Brexit and political choices
Sir, – The drama at Westminster over the past few days brings to mind Joe Lee’s perceptive distinction between the approaches of Eamon de Valera and Michael Collins in December 1921. At the time, Dáil Éireann was debating the terms upon which Ireland would exit the United Kingdom of Great Britain and Ireland. Prof Lee describes de Valera’s approach as coloured by the “ruthlessness of righteousness“; that of Collins by the “ruthlessness of necessity”.
As the British government negotiates its – and Northern Ireland’s – exit from the European Union, it is plain to see that Boris Johnson and his chums are, like de Valera once was, consumed by the ruthlessness of righteousness, while Theresa May steers the no less ruthless course, driven by necessity. – Yours, etc,
Sir, – I predict a soft scrambled egg Brexit – so soft and milky that it will flow off the toast onto the plate, then onto the table, and finally onto the floor. Hopefully it will be so soft and milky and wishy-washy that it will have little or no effect on Ireland’s trade with Britain.
On a serious note, I always believed that a hard Brexit would never happen because at the end of the day Britain would never lock itself out of a European free trade area as the captains of industry and the City of London would never stand for it.
Fingers crossed. – Yours, etc,
Sir, – Mike Forde (July 11th) wonders why David Davis and Boris Johnson did not resign last Friday. The answer is simple. It’s a long walk in the public gaze from the front door of Chequers to the bus stop. – Yours, etc,

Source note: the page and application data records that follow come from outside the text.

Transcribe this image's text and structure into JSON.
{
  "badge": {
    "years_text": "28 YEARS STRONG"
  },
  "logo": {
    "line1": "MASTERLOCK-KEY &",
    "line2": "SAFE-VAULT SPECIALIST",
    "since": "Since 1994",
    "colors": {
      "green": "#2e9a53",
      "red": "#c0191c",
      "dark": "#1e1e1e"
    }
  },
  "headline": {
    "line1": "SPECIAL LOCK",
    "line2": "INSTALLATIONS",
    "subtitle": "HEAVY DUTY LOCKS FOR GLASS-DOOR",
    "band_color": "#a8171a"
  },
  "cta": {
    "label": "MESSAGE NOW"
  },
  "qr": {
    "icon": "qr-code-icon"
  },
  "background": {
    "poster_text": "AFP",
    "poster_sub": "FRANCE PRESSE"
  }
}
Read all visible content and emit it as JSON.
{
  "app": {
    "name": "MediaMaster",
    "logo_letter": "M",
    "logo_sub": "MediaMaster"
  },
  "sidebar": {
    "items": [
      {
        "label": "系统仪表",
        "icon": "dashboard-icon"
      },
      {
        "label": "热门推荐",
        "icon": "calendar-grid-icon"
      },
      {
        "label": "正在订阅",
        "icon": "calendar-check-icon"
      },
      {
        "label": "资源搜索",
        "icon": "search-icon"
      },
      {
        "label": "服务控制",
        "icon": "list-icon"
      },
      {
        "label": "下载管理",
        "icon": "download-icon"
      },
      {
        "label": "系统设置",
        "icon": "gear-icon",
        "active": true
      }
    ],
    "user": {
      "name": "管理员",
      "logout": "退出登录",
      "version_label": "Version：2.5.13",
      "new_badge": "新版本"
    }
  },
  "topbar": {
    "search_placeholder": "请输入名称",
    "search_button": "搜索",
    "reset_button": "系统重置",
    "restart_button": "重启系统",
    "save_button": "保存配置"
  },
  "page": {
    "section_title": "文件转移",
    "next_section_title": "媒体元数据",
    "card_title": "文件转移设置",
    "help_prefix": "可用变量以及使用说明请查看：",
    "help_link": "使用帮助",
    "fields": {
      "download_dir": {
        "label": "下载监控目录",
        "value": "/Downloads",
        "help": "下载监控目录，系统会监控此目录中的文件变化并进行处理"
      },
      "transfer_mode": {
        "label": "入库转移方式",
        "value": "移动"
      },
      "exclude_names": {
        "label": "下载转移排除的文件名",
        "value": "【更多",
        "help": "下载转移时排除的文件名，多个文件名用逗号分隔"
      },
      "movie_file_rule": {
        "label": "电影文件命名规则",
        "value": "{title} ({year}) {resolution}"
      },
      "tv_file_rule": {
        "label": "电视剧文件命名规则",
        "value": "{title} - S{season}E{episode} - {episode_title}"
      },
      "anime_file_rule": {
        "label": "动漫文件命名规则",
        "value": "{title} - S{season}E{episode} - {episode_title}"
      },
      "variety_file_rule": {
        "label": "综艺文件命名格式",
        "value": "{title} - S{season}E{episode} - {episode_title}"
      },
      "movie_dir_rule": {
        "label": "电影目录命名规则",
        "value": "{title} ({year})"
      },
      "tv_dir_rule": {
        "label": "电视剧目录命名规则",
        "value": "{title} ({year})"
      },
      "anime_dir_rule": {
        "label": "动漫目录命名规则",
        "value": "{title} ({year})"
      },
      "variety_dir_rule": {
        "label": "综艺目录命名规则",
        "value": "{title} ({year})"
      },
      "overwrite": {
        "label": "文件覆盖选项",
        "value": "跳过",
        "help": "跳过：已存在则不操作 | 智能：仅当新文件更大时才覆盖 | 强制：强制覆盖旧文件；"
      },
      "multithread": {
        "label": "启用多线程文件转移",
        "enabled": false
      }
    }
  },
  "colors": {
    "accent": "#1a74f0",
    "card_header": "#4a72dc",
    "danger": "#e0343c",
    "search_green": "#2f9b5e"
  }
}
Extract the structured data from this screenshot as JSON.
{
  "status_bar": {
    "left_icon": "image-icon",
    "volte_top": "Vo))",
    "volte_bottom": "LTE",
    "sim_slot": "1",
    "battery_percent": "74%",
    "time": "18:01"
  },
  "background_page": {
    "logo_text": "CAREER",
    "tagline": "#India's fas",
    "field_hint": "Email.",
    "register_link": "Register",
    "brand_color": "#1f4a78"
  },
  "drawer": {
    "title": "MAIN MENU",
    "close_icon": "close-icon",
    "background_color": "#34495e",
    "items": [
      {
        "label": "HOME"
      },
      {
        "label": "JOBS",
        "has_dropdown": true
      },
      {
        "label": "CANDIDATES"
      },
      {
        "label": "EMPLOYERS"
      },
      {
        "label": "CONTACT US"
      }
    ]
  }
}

A chara, – Following England’s victory over Sweden in the World Cup, wouldn’t it be a very sporting gesture if Theresa May asked Ikea to make her a new cabinet?– Is mise,
PAT BURKE WALSH,